GLIMPSES OF LIFE ALONG A CORAL REEF.

size of trunk compared with their height, which gives them a decidedly dwarfed appearance. Some swollen boles, a foot or so in diameter, are only four or five feet tall. A pendulous spray of fine creamy flowers hangs down from the base of the leaves. This is succeeded by a small nut or berry, dried specimens of which were still on the trees. Many of the trunks were tattooed by a woodpecker, which also breeds on the island, as shown by its old nesting-holes.

The mosquito, which abounds everywhere along the keys, did not trouble us here, but the pest of the place was a microscopic midge, called the "sand-fly," with black bead and transparent body, whose burning touch was like that of a sharp needle on the skin.

The Bahaman red-winged starling, looking much like our northern species (Agelaeus phœniceus), of which it is a variation, was common, and probably breeding on this key. It delivered its flute-like warbleee as assiduously from the top of a palm as its relative does his from the button-bush or alder of a New England meadow.

The black-headed or laughing gull (Larus atricilla) was nesting here also, as well as at most points where we touched. It is a common resident all along the South Atlantic sea-board. We found its nests and eggs at Portsmouth, on the North Carolina coast, the last week in May. It is easily distinguished by its black hood, which completely covers the head, ending abruptly on the neck. This cap is, however, exchanged for a white one in winter. These birds dwell in small colonies on the rocky keys, nesting a few feet above high-water mark. The nest is indifferently made of grass and seaweed, varying much in the amount of materials used, and contains from two to three large, olive eggs, mottled or spotted with darker pigment.

A handsome spike-grass (Uniola paniculata), whose wavy plumes are sometimes six feet tall, grows above the sandy beach. This same species occurs along the coast from Virginia to the Gulf of Mexico, where it is called "sea-oats." The green blades of the "West Indian lily" (Pancratium Carolinianum), a member of the Amaryllis family, are found growing in large clumps at the water's edge. Its flowers, which were now nearly past, are pure white, and remarkably fragrant. We found here also the Sabbatia gracilis in the sand, and a small leguminous tree, with clusters of reddish flowers, at which I saw the Bahaman honey-creeper—a delicate little warbler—busily at work.

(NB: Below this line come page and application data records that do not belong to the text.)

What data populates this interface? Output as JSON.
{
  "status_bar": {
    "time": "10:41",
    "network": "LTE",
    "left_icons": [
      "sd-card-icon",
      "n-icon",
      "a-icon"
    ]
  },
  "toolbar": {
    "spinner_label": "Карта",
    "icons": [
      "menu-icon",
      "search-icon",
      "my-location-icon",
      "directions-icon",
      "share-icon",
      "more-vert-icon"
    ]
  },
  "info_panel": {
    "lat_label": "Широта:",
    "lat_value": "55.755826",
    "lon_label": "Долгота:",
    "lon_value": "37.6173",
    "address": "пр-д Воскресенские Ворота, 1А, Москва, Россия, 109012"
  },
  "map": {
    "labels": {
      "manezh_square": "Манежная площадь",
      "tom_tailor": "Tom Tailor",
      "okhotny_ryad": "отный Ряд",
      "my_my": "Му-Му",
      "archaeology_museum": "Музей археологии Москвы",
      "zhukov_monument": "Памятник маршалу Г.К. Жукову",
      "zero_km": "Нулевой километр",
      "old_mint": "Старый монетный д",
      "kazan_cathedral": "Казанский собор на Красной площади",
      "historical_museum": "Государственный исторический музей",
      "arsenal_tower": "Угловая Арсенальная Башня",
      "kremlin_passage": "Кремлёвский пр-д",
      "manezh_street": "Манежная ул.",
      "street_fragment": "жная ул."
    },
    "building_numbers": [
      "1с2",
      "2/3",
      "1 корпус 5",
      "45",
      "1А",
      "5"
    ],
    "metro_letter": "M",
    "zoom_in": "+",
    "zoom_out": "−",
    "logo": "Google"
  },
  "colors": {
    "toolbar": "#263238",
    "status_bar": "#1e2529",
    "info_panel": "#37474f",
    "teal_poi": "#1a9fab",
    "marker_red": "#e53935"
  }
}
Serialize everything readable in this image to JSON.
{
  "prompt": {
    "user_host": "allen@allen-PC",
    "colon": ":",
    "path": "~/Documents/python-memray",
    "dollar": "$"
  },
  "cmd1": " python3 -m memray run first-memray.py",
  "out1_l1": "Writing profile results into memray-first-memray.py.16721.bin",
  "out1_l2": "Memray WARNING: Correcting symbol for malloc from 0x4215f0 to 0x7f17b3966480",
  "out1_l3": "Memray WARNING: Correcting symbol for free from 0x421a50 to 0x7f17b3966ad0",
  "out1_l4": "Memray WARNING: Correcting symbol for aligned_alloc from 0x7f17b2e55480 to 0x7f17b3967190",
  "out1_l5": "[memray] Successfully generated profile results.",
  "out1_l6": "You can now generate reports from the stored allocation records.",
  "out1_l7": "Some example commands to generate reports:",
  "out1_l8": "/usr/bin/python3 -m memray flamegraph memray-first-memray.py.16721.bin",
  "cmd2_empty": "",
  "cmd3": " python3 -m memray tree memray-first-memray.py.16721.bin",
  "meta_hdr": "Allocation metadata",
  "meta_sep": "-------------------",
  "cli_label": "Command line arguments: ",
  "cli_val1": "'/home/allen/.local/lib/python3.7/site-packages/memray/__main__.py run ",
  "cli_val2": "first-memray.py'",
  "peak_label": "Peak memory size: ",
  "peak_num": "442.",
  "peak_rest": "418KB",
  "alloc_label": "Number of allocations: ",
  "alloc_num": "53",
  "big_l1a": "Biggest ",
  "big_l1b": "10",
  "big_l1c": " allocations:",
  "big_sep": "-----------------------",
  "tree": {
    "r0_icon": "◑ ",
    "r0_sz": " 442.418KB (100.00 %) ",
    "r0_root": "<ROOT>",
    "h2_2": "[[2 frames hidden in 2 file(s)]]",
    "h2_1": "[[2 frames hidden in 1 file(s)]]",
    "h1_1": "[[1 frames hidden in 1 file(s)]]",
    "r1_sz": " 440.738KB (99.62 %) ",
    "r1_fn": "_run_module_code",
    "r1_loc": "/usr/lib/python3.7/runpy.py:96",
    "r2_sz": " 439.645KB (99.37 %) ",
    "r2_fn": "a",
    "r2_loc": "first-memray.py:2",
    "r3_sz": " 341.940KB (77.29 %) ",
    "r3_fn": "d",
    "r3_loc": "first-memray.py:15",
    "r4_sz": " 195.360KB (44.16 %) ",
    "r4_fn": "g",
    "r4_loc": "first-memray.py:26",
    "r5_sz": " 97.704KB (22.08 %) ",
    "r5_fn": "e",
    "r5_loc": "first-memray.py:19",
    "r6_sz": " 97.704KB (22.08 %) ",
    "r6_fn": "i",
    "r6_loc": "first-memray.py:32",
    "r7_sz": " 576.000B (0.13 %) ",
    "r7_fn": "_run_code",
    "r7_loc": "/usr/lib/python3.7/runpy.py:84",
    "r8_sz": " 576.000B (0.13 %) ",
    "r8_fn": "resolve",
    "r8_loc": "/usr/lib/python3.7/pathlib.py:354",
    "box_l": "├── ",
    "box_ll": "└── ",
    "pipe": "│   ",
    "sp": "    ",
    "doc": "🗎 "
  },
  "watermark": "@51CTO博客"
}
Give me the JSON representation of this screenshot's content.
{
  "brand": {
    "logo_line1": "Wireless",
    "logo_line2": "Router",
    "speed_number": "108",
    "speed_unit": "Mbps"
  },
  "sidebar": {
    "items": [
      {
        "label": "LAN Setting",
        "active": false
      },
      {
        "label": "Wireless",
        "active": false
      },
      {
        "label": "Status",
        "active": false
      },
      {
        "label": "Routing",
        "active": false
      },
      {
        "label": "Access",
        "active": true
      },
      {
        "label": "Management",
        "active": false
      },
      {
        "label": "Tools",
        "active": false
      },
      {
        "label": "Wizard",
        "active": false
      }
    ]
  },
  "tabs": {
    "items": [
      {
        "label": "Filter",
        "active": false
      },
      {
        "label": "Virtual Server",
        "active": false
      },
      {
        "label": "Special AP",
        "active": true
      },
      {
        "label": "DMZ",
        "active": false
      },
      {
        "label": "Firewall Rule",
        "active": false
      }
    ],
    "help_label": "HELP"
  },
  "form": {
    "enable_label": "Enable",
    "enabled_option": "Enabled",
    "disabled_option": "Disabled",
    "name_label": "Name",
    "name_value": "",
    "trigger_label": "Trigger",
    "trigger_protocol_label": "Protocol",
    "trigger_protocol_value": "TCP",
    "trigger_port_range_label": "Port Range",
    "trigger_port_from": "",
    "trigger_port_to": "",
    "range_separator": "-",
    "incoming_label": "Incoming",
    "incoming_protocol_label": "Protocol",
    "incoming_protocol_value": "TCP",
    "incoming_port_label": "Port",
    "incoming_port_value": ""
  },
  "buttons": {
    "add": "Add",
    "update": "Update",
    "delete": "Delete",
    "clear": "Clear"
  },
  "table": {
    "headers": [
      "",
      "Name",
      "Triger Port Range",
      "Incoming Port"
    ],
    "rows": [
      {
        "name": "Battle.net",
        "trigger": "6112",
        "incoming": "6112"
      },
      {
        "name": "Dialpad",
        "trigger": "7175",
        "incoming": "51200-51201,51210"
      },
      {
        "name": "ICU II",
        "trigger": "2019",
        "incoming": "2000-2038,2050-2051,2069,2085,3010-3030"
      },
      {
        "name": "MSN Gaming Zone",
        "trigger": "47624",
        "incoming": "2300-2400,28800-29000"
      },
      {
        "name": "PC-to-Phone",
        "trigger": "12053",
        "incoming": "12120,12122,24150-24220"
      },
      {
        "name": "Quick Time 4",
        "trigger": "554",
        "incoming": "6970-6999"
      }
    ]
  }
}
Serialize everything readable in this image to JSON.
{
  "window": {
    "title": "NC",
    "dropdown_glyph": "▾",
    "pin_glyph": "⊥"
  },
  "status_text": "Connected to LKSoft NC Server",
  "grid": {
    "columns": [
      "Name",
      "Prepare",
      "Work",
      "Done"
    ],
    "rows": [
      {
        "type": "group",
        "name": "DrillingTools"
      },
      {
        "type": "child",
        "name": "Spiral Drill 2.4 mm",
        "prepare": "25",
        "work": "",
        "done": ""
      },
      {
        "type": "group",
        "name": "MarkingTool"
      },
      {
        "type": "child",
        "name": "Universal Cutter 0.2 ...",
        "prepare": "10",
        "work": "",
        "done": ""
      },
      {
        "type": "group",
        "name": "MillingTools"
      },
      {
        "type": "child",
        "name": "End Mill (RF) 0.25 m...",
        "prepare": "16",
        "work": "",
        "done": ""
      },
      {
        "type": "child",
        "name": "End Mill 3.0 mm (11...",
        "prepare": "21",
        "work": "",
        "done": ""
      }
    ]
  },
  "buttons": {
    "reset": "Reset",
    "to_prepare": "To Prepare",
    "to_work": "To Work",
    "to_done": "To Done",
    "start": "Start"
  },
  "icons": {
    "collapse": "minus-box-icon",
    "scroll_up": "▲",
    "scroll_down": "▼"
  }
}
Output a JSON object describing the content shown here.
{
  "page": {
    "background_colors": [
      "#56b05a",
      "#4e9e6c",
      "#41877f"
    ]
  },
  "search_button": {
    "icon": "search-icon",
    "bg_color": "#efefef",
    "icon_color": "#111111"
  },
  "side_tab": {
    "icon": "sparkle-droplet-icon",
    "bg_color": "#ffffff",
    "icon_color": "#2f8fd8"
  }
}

The Cuban nighthawk (Chordeiles minor) was breeding here, as at several other islands which we examined. It is called "pilepedick," from its peculiar note, which is well reproduced in the name. It has many of the characteristics of the bull-bat of the Eastern United States, tumbling along the ground as if its wings and legs were broken, if surprised on its nest, and producing that peculiar booming sound when on the wing by sweeping down from a great height in the air. The young, which we found as frequently as the eggs, resemble a pinch of gray down, and so perfectly do both they and the eggs match the